* [STUDY MATERIAL]:
══════

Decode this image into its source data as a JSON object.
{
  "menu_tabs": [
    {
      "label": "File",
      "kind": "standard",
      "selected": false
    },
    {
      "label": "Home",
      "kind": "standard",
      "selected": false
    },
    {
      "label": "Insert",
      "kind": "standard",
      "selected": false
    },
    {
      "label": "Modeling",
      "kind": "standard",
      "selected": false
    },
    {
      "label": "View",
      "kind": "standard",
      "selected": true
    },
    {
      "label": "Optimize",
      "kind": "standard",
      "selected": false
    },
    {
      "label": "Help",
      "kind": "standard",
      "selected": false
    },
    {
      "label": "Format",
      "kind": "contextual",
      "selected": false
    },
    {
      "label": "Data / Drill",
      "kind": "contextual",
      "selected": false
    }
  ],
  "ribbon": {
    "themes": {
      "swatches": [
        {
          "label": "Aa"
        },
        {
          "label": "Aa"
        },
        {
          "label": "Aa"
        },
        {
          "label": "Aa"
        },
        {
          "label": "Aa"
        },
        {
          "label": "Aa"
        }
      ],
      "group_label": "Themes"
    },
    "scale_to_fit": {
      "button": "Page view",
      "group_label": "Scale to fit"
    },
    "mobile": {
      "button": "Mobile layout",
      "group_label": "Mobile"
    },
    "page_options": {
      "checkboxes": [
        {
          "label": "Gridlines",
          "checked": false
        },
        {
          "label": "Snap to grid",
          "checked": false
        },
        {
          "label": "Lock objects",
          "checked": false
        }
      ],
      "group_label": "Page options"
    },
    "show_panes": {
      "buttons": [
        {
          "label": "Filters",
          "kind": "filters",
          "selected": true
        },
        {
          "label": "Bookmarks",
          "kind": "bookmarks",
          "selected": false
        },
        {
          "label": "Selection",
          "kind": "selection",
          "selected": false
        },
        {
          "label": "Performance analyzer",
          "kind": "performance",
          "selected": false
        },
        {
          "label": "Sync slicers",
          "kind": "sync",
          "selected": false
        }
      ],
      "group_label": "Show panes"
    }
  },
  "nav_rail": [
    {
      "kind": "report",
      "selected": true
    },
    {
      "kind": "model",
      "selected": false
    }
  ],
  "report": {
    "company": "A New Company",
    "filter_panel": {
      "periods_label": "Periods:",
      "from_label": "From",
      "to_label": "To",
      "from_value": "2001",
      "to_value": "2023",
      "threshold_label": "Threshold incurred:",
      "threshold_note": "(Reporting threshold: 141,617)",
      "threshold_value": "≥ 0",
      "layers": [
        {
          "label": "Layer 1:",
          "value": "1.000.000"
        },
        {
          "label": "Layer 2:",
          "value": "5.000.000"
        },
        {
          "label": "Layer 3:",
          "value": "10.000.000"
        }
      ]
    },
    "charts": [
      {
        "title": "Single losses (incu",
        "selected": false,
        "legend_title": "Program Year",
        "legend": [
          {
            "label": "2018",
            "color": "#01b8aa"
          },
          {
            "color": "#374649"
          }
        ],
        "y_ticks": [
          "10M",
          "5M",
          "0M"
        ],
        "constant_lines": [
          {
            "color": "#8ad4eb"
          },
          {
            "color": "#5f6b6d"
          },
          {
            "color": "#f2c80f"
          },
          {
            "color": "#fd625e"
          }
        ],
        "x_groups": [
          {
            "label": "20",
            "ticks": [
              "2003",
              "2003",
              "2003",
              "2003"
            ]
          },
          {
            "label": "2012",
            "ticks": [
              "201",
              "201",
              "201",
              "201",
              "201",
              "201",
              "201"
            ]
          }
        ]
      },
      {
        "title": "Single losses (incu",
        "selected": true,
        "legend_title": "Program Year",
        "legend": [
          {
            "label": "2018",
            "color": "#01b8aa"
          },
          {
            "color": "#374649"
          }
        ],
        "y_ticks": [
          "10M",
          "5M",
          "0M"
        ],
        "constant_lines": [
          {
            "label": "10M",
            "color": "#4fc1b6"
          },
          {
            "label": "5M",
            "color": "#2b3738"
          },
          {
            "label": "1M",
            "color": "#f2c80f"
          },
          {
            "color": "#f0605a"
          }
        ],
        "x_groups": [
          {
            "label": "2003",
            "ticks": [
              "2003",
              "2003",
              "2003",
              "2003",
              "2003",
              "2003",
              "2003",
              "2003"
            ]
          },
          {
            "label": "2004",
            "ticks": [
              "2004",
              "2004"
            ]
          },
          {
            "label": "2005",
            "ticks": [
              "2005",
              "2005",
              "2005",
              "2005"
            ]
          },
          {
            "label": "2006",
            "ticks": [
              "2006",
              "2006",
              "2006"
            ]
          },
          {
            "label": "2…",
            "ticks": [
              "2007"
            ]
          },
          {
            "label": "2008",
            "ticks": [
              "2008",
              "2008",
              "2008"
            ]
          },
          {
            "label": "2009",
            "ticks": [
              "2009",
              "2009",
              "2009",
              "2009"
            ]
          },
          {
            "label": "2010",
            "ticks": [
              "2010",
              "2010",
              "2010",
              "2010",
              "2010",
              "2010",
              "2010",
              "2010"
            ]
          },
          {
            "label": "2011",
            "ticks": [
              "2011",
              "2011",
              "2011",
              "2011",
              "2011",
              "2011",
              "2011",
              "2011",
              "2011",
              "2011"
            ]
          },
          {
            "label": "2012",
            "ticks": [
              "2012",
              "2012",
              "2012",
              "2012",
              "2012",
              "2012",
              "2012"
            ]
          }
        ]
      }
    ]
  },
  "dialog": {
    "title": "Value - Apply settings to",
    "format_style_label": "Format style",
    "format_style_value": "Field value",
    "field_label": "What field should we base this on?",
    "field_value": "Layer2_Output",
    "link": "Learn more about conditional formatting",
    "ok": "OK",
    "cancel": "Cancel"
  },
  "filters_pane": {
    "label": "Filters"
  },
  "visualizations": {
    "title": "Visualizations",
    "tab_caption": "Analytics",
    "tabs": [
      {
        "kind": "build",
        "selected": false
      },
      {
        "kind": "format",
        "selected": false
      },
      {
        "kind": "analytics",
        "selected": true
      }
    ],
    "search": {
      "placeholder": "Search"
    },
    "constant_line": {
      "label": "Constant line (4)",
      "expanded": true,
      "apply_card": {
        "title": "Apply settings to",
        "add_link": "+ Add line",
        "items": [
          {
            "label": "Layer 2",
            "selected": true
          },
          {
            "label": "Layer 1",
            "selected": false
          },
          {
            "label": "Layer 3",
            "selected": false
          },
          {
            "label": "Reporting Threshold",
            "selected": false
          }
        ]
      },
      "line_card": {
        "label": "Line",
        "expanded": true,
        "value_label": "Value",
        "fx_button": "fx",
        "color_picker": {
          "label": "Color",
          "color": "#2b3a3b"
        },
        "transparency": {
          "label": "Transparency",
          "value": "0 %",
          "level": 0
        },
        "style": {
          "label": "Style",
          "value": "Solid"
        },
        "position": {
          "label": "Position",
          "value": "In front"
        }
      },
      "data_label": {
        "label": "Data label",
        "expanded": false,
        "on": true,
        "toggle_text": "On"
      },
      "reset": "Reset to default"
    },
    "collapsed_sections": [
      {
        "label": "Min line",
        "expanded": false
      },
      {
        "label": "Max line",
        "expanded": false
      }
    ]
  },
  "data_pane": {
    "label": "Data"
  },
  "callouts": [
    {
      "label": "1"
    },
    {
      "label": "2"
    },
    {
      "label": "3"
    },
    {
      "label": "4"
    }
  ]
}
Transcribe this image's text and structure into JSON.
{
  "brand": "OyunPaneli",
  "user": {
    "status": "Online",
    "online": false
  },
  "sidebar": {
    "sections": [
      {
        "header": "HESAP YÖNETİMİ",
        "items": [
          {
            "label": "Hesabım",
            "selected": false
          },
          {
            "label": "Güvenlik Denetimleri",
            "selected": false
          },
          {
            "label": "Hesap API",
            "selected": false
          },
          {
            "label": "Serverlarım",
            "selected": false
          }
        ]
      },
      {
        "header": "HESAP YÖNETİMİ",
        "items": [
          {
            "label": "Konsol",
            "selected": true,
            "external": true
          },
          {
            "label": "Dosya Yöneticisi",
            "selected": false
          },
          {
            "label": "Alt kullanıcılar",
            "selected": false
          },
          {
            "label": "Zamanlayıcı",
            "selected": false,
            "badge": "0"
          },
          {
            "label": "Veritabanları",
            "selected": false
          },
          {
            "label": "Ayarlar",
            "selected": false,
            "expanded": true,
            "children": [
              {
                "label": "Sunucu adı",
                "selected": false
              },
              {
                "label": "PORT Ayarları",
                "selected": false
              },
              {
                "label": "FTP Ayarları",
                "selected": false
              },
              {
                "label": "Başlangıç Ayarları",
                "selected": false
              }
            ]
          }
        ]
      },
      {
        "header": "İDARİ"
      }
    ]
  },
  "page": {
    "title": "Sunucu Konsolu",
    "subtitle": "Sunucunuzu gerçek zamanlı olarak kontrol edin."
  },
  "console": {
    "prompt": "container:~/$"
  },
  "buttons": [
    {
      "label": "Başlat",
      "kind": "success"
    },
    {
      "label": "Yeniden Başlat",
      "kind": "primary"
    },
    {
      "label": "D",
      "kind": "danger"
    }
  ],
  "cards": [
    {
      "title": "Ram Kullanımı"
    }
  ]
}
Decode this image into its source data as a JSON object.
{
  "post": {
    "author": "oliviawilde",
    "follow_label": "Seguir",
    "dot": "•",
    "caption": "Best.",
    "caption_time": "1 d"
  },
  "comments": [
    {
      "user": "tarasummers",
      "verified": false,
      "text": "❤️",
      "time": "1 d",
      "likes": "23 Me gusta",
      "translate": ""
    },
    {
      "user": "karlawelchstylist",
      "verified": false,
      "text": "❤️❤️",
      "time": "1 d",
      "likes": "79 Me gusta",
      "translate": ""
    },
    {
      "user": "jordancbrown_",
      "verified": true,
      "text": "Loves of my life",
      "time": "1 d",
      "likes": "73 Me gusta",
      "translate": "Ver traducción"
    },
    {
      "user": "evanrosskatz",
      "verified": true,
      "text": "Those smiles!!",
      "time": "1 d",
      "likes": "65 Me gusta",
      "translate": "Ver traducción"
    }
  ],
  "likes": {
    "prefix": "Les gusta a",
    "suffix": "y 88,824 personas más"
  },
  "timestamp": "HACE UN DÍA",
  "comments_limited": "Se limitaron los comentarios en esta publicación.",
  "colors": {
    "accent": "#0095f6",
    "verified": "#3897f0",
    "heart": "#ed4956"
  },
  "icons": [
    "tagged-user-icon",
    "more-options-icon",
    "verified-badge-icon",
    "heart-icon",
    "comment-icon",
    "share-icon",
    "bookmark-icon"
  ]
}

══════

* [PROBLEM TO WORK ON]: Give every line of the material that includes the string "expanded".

* [SOLUTION TO THIS PROBLEM]:
      "expanded": true,
        "expanded": true,
        "expanded": false,
        "expanded": false
        "expanded": false
            "expanded": true,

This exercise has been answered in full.